But increasing numbers of flights aren’t just bad news for people in west London. Aviation already accounts for 6 percent of greenhouse gas emissions in Britain, and it’s the fastest growing contributor to climate change.
Mile for mile, emissions from an aeroplane are no higher than those from an average car, but mileage from aviation is much higher – even Jeremy Clarkson doesn’t usually drive for thousands of miles a day.
And greenhouse gases emitted at high altitudes have a much worse effect than those emitted on the ground.
The plans for Heathrow expansion are facing massive resistance from local residents and environmental campaigners.
A recently commissioned report by the campaigning group HACAN Clear Skies concludes that there is very little benefit to the general economy from airport expansion. So it’s worth asking why the government is so determined to go ahead.
The 2003 White Paper, The Future of Air Transport, tries to emphasise the benefits of airport expansion to ordinary people, arguing that 600,000 jobs in Britain rely on the aviation industry.
But this is a non-argument – there are lots of alternative areas the government could invest in which would create jobs, such as building council housing or expanding the health service.
It is also hypocritical – when it comes to other groups of workers, the government doesn’t show the same concern for defending their jobs.
The beneficiaries of the expansion of Heathrow would not be workers but the City.
The government wants to expand Heathrow to confirm London’s status as a “world city”, and specifically defend its ability to compete with other financial centres in Europe.
When he approved Terminal 5 in 2001, Stephen Byers, then transport secretary, told the Commons he was convinced that “the real beneficiaries of turning down Terminal 5 would have been Charles de Gaulle [Paris], Schipol in Amsterdam and Frankfurt airports”.
Inter-city competition also lies behind the expansion plans now. The London Chamber of Commerce said recently that, “A third runway is vital to guarantee the capital’s competitive position as a leading business centre.”
The Open Skies agreement, which came into force on 30 March, put Heathrow at risk of more competition from other airports by deregulating trans-Atlantic flights.
Previously, only a limited number of companies were allowed to fly trans-Atlantic, and about 40 percent of all trans-Atlantic flights went via Heathrow.
Now that any carrier can fly from any European city to the US and Canada, the government’s fear is that unless capacity at Heathrow is expanded, the extra trans-Atlantic flights which are expected could go to Paris or Frankfurt instead.
This could threaten Heathrow’s status as the main gateway from Europe to the US – and London’s position as a financial centre.
The expansion of Heathrow is for the benefit of the City of London. The plans put the lives of the thousands affected by the noise and pollution of the airport and the millions affected by climate change below financial interests.

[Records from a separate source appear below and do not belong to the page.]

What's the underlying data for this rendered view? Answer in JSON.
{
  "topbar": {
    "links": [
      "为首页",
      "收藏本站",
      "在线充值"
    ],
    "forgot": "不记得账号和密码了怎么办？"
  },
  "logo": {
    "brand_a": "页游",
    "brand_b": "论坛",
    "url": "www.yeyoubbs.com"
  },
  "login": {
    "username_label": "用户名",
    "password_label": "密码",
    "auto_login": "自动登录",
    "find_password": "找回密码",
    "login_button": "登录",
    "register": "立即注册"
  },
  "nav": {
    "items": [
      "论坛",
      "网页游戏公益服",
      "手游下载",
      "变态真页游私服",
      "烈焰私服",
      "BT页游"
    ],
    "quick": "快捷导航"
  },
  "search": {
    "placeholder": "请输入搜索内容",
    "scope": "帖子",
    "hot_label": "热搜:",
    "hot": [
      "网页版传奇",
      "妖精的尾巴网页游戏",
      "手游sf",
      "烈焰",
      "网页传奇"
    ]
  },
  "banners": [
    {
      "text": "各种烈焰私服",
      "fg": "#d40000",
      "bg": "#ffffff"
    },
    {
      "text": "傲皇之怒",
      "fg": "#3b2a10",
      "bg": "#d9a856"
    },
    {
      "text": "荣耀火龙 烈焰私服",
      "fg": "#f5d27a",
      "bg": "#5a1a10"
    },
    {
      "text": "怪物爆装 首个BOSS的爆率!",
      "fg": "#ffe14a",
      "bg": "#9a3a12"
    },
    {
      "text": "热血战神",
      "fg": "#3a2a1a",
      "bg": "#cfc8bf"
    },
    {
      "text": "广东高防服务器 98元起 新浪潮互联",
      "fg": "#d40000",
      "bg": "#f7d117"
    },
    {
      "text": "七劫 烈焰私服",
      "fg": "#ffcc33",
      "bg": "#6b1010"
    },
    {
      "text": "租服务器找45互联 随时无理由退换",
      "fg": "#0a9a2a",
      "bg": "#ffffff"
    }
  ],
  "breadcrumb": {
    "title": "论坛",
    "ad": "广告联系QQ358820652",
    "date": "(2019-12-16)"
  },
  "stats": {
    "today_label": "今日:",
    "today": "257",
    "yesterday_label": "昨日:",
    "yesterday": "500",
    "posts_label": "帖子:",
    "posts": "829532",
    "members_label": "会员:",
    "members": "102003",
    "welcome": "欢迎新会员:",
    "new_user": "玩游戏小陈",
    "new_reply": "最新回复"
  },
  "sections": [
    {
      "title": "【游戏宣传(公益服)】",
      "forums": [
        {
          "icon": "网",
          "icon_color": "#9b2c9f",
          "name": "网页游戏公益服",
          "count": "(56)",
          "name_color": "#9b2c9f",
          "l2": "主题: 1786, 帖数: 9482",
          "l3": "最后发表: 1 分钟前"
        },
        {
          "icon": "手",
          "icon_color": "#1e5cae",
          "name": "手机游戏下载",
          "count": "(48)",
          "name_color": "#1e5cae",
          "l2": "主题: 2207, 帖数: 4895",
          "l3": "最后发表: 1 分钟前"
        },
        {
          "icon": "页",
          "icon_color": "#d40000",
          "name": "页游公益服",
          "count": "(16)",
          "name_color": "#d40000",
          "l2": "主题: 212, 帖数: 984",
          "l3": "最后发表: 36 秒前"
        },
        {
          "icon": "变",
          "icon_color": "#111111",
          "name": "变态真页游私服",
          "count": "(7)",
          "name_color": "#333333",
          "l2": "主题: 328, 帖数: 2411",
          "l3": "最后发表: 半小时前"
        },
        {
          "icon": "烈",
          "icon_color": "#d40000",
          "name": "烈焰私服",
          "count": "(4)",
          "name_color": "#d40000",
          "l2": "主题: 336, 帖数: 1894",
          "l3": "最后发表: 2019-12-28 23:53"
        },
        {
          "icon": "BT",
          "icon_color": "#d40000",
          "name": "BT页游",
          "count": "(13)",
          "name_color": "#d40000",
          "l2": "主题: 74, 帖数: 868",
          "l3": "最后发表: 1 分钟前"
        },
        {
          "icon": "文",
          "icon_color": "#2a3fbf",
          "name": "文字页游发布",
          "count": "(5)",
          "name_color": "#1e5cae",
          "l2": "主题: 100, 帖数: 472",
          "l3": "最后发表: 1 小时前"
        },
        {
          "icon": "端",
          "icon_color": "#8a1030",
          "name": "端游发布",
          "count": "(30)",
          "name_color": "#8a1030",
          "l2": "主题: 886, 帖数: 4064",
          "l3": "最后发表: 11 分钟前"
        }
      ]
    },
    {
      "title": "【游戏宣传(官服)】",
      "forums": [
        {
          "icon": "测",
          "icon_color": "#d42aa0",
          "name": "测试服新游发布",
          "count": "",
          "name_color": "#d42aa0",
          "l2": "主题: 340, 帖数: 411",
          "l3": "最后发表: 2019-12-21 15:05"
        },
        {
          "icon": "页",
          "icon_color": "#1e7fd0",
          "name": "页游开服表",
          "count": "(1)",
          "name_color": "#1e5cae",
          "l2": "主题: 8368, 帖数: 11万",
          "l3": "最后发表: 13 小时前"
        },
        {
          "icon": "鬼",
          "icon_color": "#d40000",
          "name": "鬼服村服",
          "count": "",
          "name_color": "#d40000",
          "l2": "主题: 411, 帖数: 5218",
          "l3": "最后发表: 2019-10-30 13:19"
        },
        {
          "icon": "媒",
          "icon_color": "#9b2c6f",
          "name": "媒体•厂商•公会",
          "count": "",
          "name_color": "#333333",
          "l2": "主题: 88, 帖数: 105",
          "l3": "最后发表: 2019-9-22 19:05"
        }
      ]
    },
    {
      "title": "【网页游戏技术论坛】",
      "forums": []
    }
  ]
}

The fight against Heathrow expansion is not only about aviation. It’s a fight for planet before profit.
Elaine Graham-Leigh is a member of the Campaign against Climate Change in London.

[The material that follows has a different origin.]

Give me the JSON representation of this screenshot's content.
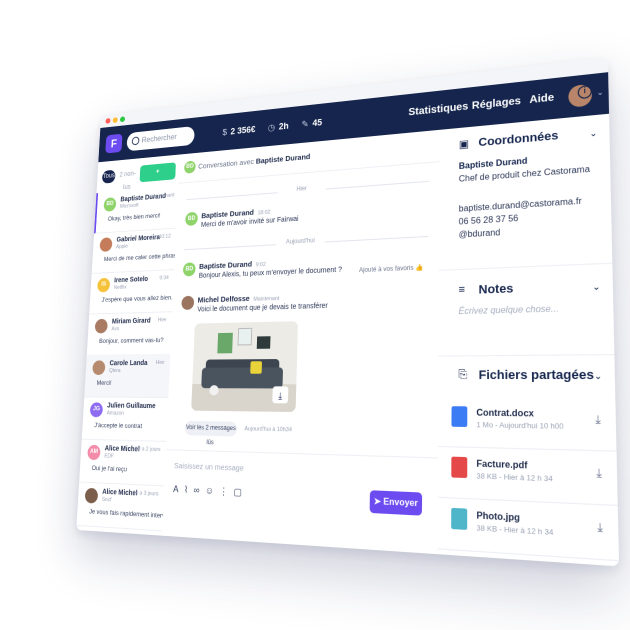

Demonstrate against Heathrow expansion – assemble 12 noon, Hatton Cross station, west London, 31 May.
To get involved in the campaign, or for more information go to » www.campaigncc.org